THE FABIANS are associated for the purpose of spreading the following opinions held by them, and discussing their practical consequences.
- That, under existing circumstances, wealth cannot be enjoyed without dishonour, or foregone without misery.
- That it is the duty of each member of the State to provide for his or her wants by his or her own Labour.
- That a life-interest in the Land and Capital of the nation is the birth-right of every individual born within its confines; and that access to this birth-right should not depend upon the will of any private person other than the person seeking it.
- That the most striking result of our present system of farming out the national Land and Capital to private individuals has been the division of Society into hostile classes, with large appetites and no dinners at one extreme, and large dinners and no appetites at the other.
- That the practice of entrusting the Land of the nation to private persons in the hope that they will make the best of it has been discredited by the consistency with which they have made the worst of it; and that the Nationalization of the Land in some form is a public duty.
- That the pretensions of Capitalism to encourage Invention, and to distribute its benefits in the fairest way attainable, have been discredited by the experience of the nineteenth century.
- That, under the existing system of leaving the National Industry to organize itself, Competition has the effect of rendering adulteration, dishonest dealing, and inhumanity compulsory.
- That since Competition among producers admittedly secures to the public the most satisfactory products, the State should compete with all its might in every department of production.
- That such restraints upon Free Competition as the penalties for infringing the Postal monopoly, and the withdrawal of workhouse and prison labour from the markets, should be abolished.
- That no branch of Industry should be carried on at a profit by the central administration.
- That the Public Revenue should be raised by a direct Tax; and that the central administration should have no legal power to hold back for the replenishment of the Public Treasury any portion of the proceeds of the Industries administered by them.

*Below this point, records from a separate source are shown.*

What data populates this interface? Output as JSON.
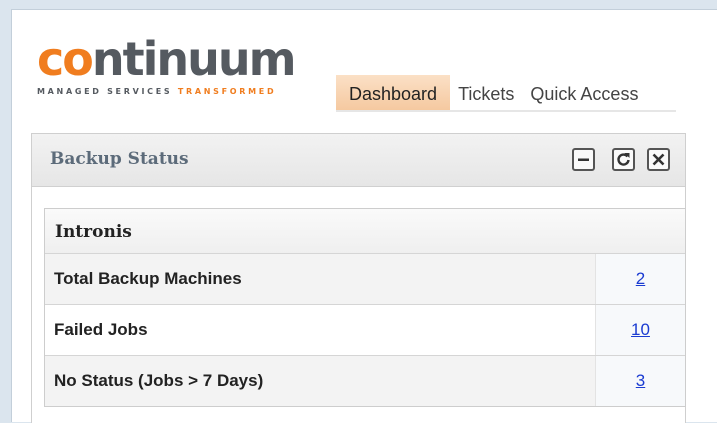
{
  "logo": {
    "word_part1": "co",
    "word_part2": "ntinuum",
    "tagline_part1": "MANAGED SERVICES ",
    "tagline_part2": "TRANSFORMED"
  },
  "tabs": [
    {
      "label": "Dashboard",
      "active": true
    },
    {
      "label": "Tickets",
      "active": false
    },
    {
      "label": "Quick Access",
      "active": false
    }
  ],
  "widget": {
    "title": "Backup Status",
    "controls": [
      "minimize-icon",
      "refresh-icon",
      "close-icon"
    ],
    "section": {
      "title": "Intronis",
      "rows": [
        {
          "label": "Total Backup Machines",
          "value": "2"
        },
        {
          "label": "Failed Jobs",
          "value": "10"
        },
        {
          "label": "No Status (Jobs > 7 Days)",
          "value": "3"
        }
      ]
    }
  },
  "colors": {
    "brand_orange": "#f07d1f",
    "brand_gray": "#555a60",
    "link_blue": "#1a3bd1",
    "active_tab": "#f5c9a0"
  }
}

- That the State should compete with private individuals—especially with parents—in providing happy homes for children, so that every child may have a refuge from the tyranny or neglect of its natural custodians.
- That Men no longer need special political privileges to protect them against Women; and that the sexes should henceforth enjoy equal political rights.
- That no individual should enjoy any Privilege in consideration of services rendered to the State by his or her parents or other relations.
- That the State should secure a liberal education and an equal share in the National Industry to each of its units.
- That the established Government has no more right to call itself the State than the smoke of London has to call itself the weather.
- That we had rather face a Civil War than such another century of suffering as the present one has been.